The new 'educational entertainment experience' in London's Shepherd's Bush will allow children to try out the jobs that are usually undertaken by adults, including firefighter, doctor or factory worker
Renée Zellweger's real crime has been to age in an industry that prizes women's youth over humanity

'Renée Zellweger's real crime was to age'

The actress's altered appearance raised eyebrows at Elle's Women in Hollywood awards on Monday
From Cinderella to The Jungle Book, Disney plans live-action remakes of animated classics

Disney plans live-action remakes of animated classics

From Cinderella to The Jungle Book, Patrick Grafton-Green wonders if they can ever recapture the old magic
Thousands of teenagers to visit battlefields of the First World War in new Government scheme

Pupils to visit First World War battlefields

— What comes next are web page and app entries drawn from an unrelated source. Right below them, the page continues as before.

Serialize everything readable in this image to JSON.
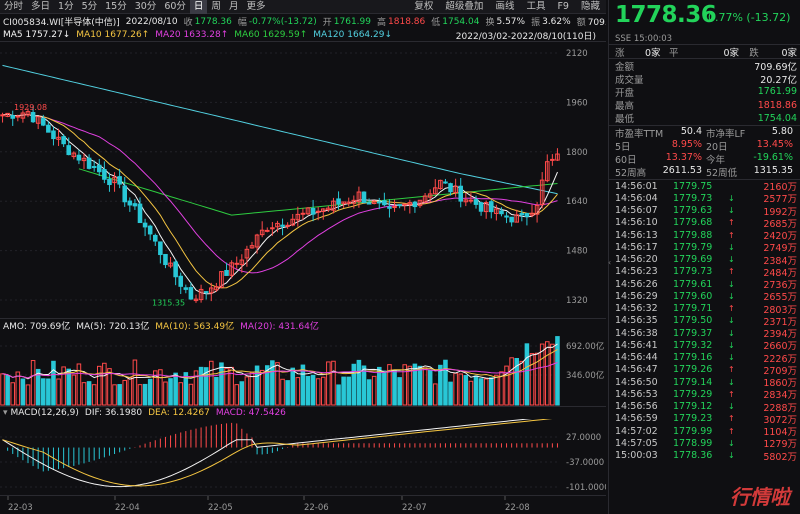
{
  "toolbar": {
    "periods": [
      "分时",
      "多日",
      "1分",
      "5分",
      "15分",
      "30分",
      "60分",
      "日",
      "周",
      "月",
      "更多"
    ],
    "active_period": "日",
    "tools": [
      "复权",
      "超级叠加",
      "画线",
      "工具",
      "F9",
      "隐藏"
    ]
  },
  "info": {
    "code": "CI005834.WI[半导体(中信)]",
    "date": "2022/08/10",
    "close_label": "收",
    "close": "1778.36",
    "amp_label": "幅",
    "change": "-0.77%(-13.72)",
    "open_label": "开",
    "open": "1761.99",
    "high_label": "高",
    "high": "1818.86",
    "low_label": "低",
    "low": "1754.04",
    "turnover_label": "换",
    "turnover": "5.57%",
    "swing_label": "振",
    "swing": "3.62%",
    "amount_label": "额",
    "amount": "709.69亿"
  },
  "ma_row": {
    "ma5": "MA5  1757.27↓",
    "ma10": "MA10  1677.26↑",
    "ma20": "MA20  1633.28↑",
    "ma60": "MA60  1629.59↑",
    "ma120": "MA120  1664.29↓",
    "range": "2022/03/02-2022/08/10(110日)"
  },
  "price_axis": [
    "2120",
    "1960",
    "1800",
    "1640",
    "1480",
    "1320"
  ],
  "annotations": {
    "high_mark": "1929.08",
    "low_mark": "1315.35"
  },
  "amo_row": {
    "amo": "AMO: 709.69亿",
    "ma5": "MA(5): 720.13亿",
    "ma10": "MA(10): 563.49亿",
    "ma20": "MA(20): 431.64亿"
  },
  "vol_axis": [
    "692.00亿",
    "346.00亿"
  ],
  "macd_row": {
    "title": "MACD(12,26,9)",
    "dif": "DIF: 36.1980",
    "dea": "DEA: 12.4267",
    "macd": "MACD: 47.5426"
  },
  "macd_axis": [
    "27.0000",
    "-37.0000",
    "-101.0000"
  ],
  "date_axis": [
    "22-03",
    "22-04",
    "22-05",
    "22-06",
    "22-07",
    "22-08"
  ],
  "quote": {
    "price": "1778.36",
    "change": "-0.77%",
    "change_abs": "(-13.72)",
    "sub": "SSE  15:00:03",
    "adv_label": "涨",
    "adv": "0家",
    "flat_label": "平",
    "flat": "0家",
    "dec_label": "跌",
    "dec": "0家",
    "rows": [
      {
        "k": "金额",
        "v": "709.69亿",
        "c": "white"
      },
      {
        "k": "成交量",
        "v": "20.27亿",
        "c": "white"
      },
      {
        "k": "开盘",
        "v": "1761.99",
        "c": "green"
      },
      {
        "k": "最高",
        "v": "1818.86",
        "c": "red"
      },
      {
        "k": "最低",
        "v": "1754.04",
        "c": "green"
      }
    ],
    "pairs": [
      [
        {
          "k": "市盈率TTM",
          "v": "50.4",
          "c": "white"
        },
        {
          "k": "市净率LF",
          "v": "5.80",
          "c": "white"
        }
      ],
      [
        {
          "k": "5日",
          "v": "8.95%",
          "c": "red"
        },
        {
          "k": "20日",
          "v": "13.45%",
          "c": "red"
        }
      ],
      [
        {
          "k": "60日",
          "v": "13.37%",
          "c": "red"
        },
        {
          "k": "今年",
          "v": "-19.61%",
          "c": "green"
        }
      ],
      [
        {
          "k": "52周高",
          "v": "2611.53",
          "c": "white"
        },
        {
          "k": "52周低",
          "v": "1315.35",
          "c": "white"
        }
      ]
    ],
    "ticks": [
      {
        "t": "14:56:01",
        "p": "1779.75",
        "d": "",
        "v": "2160万"
      },
      {
        "t": "14:56:04",
        "p": "1779.73",
        "d": "↓",
        "v": "2577万"
      },
      {
        "t": "14:56:07",
        "p": "1779.63",
        "d": "↓",
        "v": "1992万"
      },
      {
        "t": "14:56:10",
        "p": "1779.68",
        "d": "↑",
        "v": "2685万"
      },
      {
        "t": "14:56:13",
        "p": "1779.88",
        "d": "↑",
        "v": "2420万"
      },
      {
        "t": "14:56:17",
        "p": "1779.79",
        "d": "↓",
        "v": "2749万"
      },
      {
        "t": "14:56:20",
        "p": "1779.69",
        "d": "↓",
        "v": "2384万"
      },
      {
        "t": "14:56:23",
        "p": "1779.73",
        "d": "↑",
        "v": "2484万"
      },
      {
        "t": "14:56:26",
        "p": "1779.61",
        "d": "↓",
        "v": "2736万"
      },
      {
        "t": "14:56:29",
        "p": "1779.60",
        "d": "↓",
        "v": "2655万"
      },
      {
        "t": "14:56:32",
        "p": "1779.71",
        "d": "↑",
        "v": "2803万"
      },
      {
        "t": "14:56:35",
        "p": "1779.50",
        "d": "↓",
        "v": "2371万"
      },
      {
        "t": "14:56:38",
        "p": "1779.37",
        "d": "↓",
        "v": "2394万"
      },
      {
        "t": "14:56:41",
        "p": "1779.32",
        "d": "↓",
        "v": "2660万"
      },
      {
        "t": "14:56:44",
        "p": "1779.16",
        "d": "↓",
        "v": "2226万"
      },
      {
        "t": "14:56:47",
        "p": "1779.26",
        "d": "↑",
        "v": "2709万"
      },
      {
        "t": "14:56:50",
        "p": "1779.14",
        "d": "↓",
        "v": "1860万"
      },
      {
        "t": "14:56:53",
        "p": "1779.29",
        "d": "↑",
        "v": "2834万"
      },
      {
        "t": "14:56:56",
        "p": "1779.12",
        "d": "↓",
        "v": "2288万"
      },
      {
        "t": "14:56:59",
        "p": "1779.23",
        "d": "↑",
        "v": "3072万"
      },
      {
        "t": "14:57:02",
        "p": "1779.99",
        "d": "↑",
        "v": "1104万"
      },
      {
        "t": "14:57:05",
        "p": "1778.99",
        "d": "↓",
        "v": "1279万"
      },
      {
        "t": "15:00:03",
        "p": "1778.36",
        "d": "↓",
        "v": "5802万"
      }
    ]
  },
  "watermark": "行情啦"
}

A new Government scheme aims to bring the the horrors of the conflict to life over the next five years
The 10 best smartphone accessories

Make the most of your mobile: 10 best smartphone accessories

Try these add-ons for everything from secret charging to making sure you never lose your keys again
Mario Balotelli substituted at half-time against Real Madrid: Was this shirt swapping the real reason?

Liverpool v Real Madrid

Mario Balotelli substituted at half-time. Was shirt swapping the real reason?
West Indies tour of India: Hurricane set to sweep Windies into the shadows

Hurricane set to sweep Windies into the shadows

Decision to pull out of India tour leaves the WICB fighting for its existence with an off-field storm building
Indiana serial killer? Man arrested for murdering teenage prostitute confesses to six other murders - and police fear there could be many more

A new American serial killer?

Police fear man arrested for murder of teen prostitute could be responsible for killing spree dating back 20 years
Sweetie, the fake 10-year-old girl designed to catch online predators, claims her first scalp

Sting to trap paedophiles may not carry weight in UK courts

Computer image of ‘Sweetie’ represented entrapment, experts say
Fukushima nuclear crisis: Evacuees still stuck in cramped emergency housing three years on - and may never return home

Return to Fukushima – a land they will never call home again

Evacuees still stuck in cramped emergency housing three years on from nuclear disaster
Wildlife Photographer of the Year: Intimate image of resting lions claims top prize

Wildlife Photographer of the Year

Intimate image of resting lions claims top prize
Online petitions: Sign here to change the world

Want to change the world? Just sign here

The proliferation of online petitions allows us to register our protests at the touch of a button. But do they change anything?